For all his efforts throughout that season, Nunn was announced as the Horizon League Player of the Year, something of which was heavily influenced by him having more 30-point games than any other NCAA player (11).
Undrafted & G-League
Nunn undoubtedly had very successful high school and college careers, and having declared for the 2018 NBA Draft, you could have bet the house on someone taking him. However, unfortunately for the guard this wouldn't be the case as no team decided to take him and he would ultimately go undrafted.
This wasn't the end though for Nunn as shortly after the draft, he agreed to a partially guaranteed deal with the Golden State Warriors which would see him participate in the Summer League. Although he showed flashes of his college self, Nunn was eventually released by the Warriors and ended up playing for their G-League affiliate the Santa Cruz Warriors.
During his time with Santa Cruz, he averaged 19.3 points, 3.8 rebounds, 2.8 assists, and 1.4 steals in 49 games with just the one start. Nunn had a stand out game in which he scored 32 points off the bench against Iowa Wolves - affiliate of the Minnesota Timberwolves.
The Heat & Summer League
On the April 10, the Heat announced that they were signing Nunn to an undisclosed deal, and he would once again have the chance to prove that he belongs in the league.
The first chance that Heat Nation got the chance to see Nunn in action was this past July at the annual NBA Summer League, and Nunn did not leave Heat fans disappointed. The 24-year-old averaged team-highs in points (22) and assists (5.2) to go along with 4.3 rebounds and 1.7 steals on a 62.4 true shooting percentage.
Nunn’s showings at the Summer League camps in Sacramento and Las Vegas were rewarded with the biggest achievement that a young player looking to impress could achieve as he was named in the All-MGM Resorts NBA Summer League First Team.
Due to his outstanding efforts during Summer League, Nunn was rewarded with some playing time over the Heat’s preseason and as you can imagine, once again he has shown that he deserves every chance at getting some minutes moving forward as we head into the regular season.
Through the Heat’s five preseason games, Nunn averaged 13.8 points, 1.4 rebounds, 3.6 assists and one steal. While his stats are very encouraging and his field goal percentage of 51.9 and 47.8 from behind the arc are very impressive, it has been his two-way ability that has caught the eye. Not only can Nunn shoot but he can also pass with precision which is something that will be music to all ears of the Heat Nation.

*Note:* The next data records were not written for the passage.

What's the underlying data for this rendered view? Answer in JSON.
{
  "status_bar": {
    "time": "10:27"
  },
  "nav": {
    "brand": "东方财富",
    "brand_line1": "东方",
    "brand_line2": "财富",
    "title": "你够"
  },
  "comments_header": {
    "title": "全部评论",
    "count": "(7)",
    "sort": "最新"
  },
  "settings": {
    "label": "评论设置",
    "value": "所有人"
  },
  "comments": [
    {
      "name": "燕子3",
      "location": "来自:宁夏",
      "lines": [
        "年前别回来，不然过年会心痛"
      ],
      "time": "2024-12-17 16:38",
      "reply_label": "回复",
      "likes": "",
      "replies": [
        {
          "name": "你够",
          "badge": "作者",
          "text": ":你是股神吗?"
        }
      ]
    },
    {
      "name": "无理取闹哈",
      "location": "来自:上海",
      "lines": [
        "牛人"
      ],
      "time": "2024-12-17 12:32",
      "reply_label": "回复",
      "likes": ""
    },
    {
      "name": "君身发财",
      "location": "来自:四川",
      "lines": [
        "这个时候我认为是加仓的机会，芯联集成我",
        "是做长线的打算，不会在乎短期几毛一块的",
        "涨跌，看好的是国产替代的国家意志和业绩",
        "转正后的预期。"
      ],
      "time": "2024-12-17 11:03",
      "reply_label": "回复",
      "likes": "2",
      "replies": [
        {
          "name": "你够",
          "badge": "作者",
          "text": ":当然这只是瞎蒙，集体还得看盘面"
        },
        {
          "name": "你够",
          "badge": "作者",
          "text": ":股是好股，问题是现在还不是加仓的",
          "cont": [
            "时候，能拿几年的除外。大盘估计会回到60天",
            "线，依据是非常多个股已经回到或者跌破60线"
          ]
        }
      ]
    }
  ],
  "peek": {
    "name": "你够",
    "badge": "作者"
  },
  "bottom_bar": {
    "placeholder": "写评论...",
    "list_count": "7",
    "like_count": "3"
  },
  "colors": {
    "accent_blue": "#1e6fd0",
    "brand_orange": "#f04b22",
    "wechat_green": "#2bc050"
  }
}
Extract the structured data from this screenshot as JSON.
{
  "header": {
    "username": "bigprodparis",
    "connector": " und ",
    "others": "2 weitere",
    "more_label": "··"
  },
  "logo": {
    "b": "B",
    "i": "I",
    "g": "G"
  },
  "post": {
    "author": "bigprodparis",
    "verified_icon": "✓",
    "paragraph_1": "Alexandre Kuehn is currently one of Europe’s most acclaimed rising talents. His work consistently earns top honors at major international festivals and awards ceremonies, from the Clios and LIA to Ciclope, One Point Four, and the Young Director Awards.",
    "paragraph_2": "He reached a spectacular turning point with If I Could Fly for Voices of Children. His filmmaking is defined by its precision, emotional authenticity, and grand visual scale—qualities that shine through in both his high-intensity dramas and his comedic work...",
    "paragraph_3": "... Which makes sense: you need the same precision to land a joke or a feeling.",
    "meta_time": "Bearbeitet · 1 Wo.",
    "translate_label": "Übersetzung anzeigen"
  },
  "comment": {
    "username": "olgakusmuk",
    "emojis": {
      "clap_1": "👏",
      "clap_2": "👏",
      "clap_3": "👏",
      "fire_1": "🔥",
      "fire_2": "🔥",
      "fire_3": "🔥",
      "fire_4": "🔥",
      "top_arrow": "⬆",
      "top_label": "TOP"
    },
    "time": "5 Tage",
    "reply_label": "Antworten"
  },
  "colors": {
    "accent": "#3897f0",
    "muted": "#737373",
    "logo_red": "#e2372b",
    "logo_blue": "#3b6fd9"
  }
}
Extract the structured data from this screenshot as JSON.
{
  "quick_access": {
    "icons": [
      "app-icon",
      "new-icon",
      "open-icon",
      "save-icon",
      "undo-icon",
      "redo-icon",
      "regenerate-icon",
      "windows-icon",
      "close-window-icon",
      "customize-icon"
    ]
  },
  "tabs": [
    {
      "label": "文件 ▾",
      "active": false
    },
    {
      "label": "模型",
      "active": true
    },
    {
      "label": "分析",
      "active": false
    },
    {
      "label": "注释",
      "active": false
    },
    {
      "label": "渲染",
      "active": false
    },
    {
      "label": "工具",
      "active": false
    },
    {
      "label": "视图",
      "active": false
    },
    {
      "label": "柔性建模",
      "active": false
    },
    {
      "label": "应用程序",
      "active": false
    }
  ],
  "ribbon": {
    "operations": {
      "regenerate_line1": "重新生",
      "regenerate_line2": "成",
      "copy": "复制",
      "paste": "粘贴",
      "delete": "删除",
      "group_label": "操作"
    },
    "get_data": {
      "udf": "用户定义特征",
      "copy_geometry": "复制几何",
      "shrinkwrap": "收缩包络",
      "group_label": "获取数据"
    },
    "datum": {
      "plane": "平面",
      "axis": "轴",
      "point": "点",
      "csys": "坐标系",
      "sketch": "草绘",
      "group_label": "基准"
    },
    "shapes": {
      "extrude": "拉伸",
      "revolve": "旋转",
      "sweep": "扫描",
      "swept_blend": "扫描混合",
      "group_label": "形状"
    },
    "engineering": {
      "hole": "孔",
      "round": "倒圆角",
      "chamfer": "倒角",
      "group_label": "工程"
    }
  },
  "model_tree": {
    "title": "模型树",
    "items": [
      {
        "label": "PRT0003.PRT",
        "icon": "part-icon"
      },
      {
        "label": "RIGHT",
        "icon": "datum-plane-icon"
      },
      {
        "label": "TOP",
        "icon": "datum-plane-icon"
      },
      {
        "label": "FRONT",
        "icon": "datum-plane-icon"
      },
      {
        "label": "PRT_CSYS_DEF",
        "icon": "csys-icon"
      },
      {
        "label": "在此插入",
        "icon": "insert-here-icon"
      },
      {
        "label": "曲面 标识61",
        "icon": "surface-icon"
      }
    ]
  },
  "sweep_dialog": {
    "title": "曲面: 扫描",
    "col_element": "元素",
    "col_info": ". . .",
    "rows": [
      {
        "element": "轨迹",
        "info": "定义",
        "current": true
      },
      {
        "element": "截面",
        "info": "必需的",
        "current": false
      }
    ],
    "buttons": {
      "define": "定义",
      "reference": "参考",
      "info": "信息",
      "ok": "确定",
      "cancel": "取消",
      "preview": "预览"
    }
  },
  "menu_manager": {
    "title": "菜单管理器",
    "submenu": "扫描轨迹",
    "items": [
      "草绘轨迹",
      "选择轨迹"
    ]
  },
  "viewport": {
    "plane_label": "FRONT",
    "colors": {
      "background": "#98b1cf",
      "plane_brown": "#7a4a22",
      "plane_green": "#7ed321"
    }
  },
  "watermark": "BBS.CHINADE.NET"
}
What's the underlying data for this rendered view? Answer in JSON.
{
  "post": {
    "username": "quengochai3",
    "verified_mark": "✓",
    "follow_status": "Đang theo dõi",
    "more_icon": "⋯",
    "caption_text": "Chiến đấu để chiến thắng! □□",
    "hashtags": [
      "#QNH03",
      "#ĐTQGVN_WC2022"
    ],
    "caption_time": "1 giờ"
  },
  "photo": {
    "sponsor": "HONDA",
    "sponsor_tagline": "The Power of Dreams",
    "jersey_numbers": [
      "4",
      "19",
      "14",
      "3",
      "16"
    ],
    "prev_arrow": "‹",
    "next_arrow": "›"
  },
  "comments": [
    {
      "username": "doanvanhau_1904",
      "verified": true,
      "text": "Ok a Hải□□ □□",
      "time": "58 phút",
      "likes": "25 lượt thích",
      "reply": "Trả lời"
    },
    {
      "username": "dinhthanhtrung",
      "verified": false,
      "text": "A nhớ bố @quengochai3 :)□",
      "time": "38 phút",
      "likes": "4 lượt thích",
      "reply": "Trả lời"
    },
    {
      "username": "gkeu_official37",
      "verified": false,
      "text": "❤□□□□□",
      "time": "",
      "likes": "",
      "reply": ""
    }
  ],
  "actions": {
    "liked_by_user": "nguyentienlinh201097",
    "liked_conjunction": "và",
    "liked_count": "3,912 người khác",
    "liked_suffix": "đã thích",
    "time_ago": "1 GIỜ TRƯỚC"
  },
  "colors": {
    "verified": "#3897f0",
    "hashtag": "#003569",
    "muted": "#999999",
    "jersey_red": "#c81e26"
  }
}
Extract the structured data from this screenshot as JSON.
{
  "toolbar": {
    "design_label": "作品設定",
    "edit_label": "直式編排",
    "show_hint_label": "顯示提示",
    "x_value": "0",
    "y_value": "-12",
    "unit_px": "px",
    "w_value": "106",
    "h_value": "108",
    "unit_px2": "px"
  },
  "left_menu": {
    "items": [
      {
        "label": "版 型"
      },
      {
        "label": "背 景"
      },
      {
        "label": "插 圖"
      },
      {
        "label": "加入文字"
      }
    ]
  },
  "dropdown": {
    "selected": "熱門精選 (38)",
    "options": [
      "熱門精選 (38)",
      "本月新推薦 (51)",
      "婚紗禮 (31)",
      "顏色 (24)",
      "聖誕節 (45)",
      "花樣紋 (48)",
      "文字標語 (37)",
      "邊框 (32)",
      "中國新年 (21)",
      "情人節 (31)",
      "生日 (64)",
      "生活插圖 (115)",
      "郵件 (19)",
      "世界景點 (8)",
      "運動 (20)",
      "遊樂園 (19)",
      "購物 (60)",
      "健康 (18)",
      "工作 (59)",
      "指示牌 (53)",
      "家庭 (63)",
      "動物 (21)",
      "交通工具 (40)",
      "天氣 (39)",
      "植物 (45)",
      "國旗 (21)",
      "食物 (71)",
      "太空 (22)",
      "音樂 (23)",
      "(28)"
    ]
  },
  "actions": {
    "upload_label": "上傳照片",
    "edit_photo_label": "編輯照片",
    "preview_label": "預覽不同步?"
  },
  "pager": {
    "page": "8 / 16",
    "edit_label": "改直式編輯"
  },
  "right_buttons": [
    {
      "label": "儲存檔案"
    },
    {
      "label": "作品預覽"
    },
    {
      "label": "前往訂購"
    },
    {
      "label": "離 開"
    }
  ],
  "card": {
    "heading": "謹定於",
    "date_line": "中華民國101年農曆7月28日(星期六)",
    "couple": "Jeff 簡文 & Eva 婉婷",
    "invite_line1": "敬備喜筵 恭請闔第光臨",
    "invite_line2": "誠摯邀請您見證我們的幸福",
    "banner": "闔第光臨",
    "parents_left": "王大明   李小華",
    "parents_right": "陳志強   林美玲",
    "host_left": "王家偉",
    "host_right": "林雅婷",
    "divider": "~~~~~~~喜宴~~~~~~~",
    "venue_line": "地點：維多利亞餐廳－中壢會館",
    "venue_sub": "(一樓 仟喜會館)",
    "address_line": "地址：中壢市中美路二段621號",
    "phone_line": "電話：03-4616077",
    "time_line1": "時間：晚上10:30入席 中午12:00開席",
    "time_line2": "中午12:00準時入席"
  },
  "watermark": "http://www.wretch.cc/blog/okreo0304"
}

Not the first time we’ve seen a Chicago kid ball out in a HEAT jersey... pic.twitter.com/DyNCyecWUQ— Miami HEAT (@MiamiHEAT) October 19, 2019
His ability to play either at the one or two spots will provide Coach Erik Spoelstra with a lot of flexibility in how he will play and fit Nunn into his system heading into the new season.
As mentioned above, Nunn is definitely a player who will give Coach Erik Spoelstra something to think about which will only excite many fans as after all, the Heat’s roster this season is very much set in terms of how good they can be defensively. But if Spoelstra needs a playmaking two-way shooter to make an instant impact from the bench and tune up the crowd, then Nunn will not be overlooked and will be that player.
There's no telling just yet how Coach Spo will use Nunn but there's one thing for sure, he will use him and at long last Kendrick will get his opportunity to show he belongs in the NBA. Luckily for us, it’s for the Heat.
So, as we head into the new season, and without adding too much pressure onto the young man’s shoulders, its time to see if Nunn can become a part of the long list of undrafted Miami Heat success stories and reach the potential that he undoubtedly has.